To celebrate Wangari Mathaai’s life and achievements, the Nobel Women’s Initiative, an organization based in Ottawa that Dr. Mathaai herself helped found in 2004, along with Ecology Ottawa, hosted the tree-planting ceremony on Tuesday, November 8, 2011 at Minto Park, with the High Commissioner of Kenya, Simon Nabukwesi, the Ambassador of Norway, Else Eikeland, and Mayor Jim Watson attending.

For Wangari Mathaai, sustainability, human rights, peace and justice were interconnected. “She did not put women’s rights, democracy and the environment into separate boxes,” said Liz Bernstein, Executive Director of the Nobel Women’s Initiative, at the ceremony.

Mathaai also believed that every person could take action. Ecology Ottawa’s Trevor Haché summed it up this way: “May this tree that we will plant today in the ceremony serve as inspiration and an important reminder to all Ottawa citizens that we have the power to effect change and we will always encourage our elected officials to do more to protect the planet.”


Trailer “I will be a hummingbird”! or


Trailer for Taking Root: The Vision of Wangari Mathaai


Apartment613’s Support Local Month in Ottawa

Written by guest blogger Denise Deby, who writes on local and global social and environmental issues.

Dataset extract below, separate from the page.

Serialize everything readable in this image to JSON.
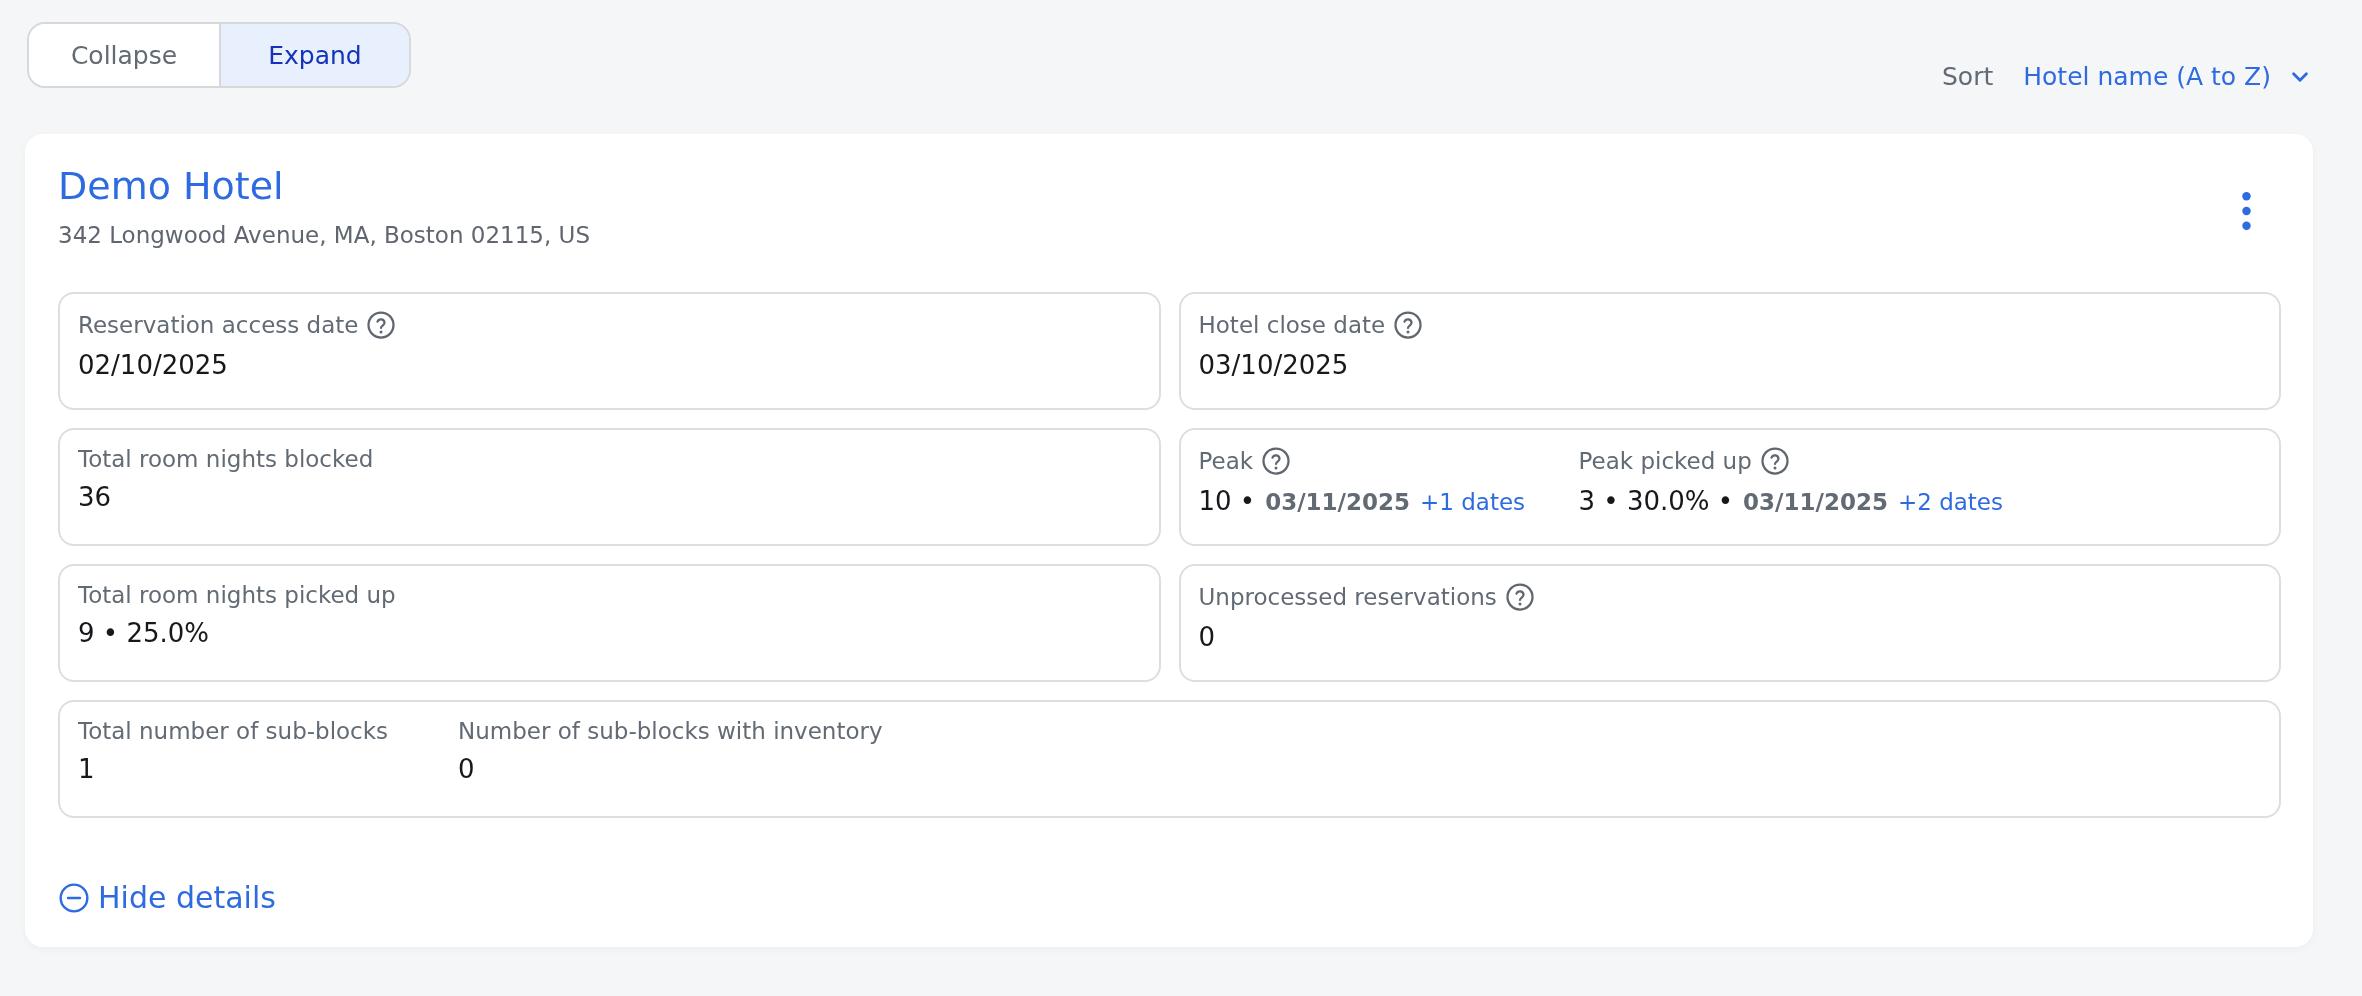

The people at Apartment613 have lots of good ideas, but this time they’ve outdone themselves. They’re making November “Support Local” month in Ottawa. And they’re talking not just local food but also local musicians, artists, restaurants and businesses.

They’ve set up a series of events throughout the month—a list too long to replicate here but do check out their website. Some examples:

You can also let Apartment613 know if you have ideas for other events (email editors [at] apt613 [dot] ca with “Support Local” in the subject line).

Green Living Ottawa’s 200th Post

Written by guest blogger Denise Deby, who writes on local and global social and environmental issues and was more surprised than anyone to realise she has just completed her 63rd guest post for Green Living Ottawa.

You’ll know if you read this blog that Alette Willis created Green Living Ottawa a few years ago as a way to share positive ways of living sustainably in Ottawa.

When Alette mentioned to me recently that this post would be Green Living Ottawa’s 200th, I couldn’t help but use it to say congratulations to her, and thanks – thanks for making this a space for information, conversations and inspiration on how we in Ottawa can live “green,” do what we can, and not feel alone in doing so.

Alette’s been living in Edinburgh, but had the idea to open up the blog to guest bloggers while she’s away, to enable Green Living Ottawa to continue. She’s warmly welcomed our contributions and perspectives, and keeps the blog going despite the time and energy it takes.

So congratulations, Alette, for over 4 years and 200 posts of Green Living Ottawa, and for making Ottawa (and beyond) better.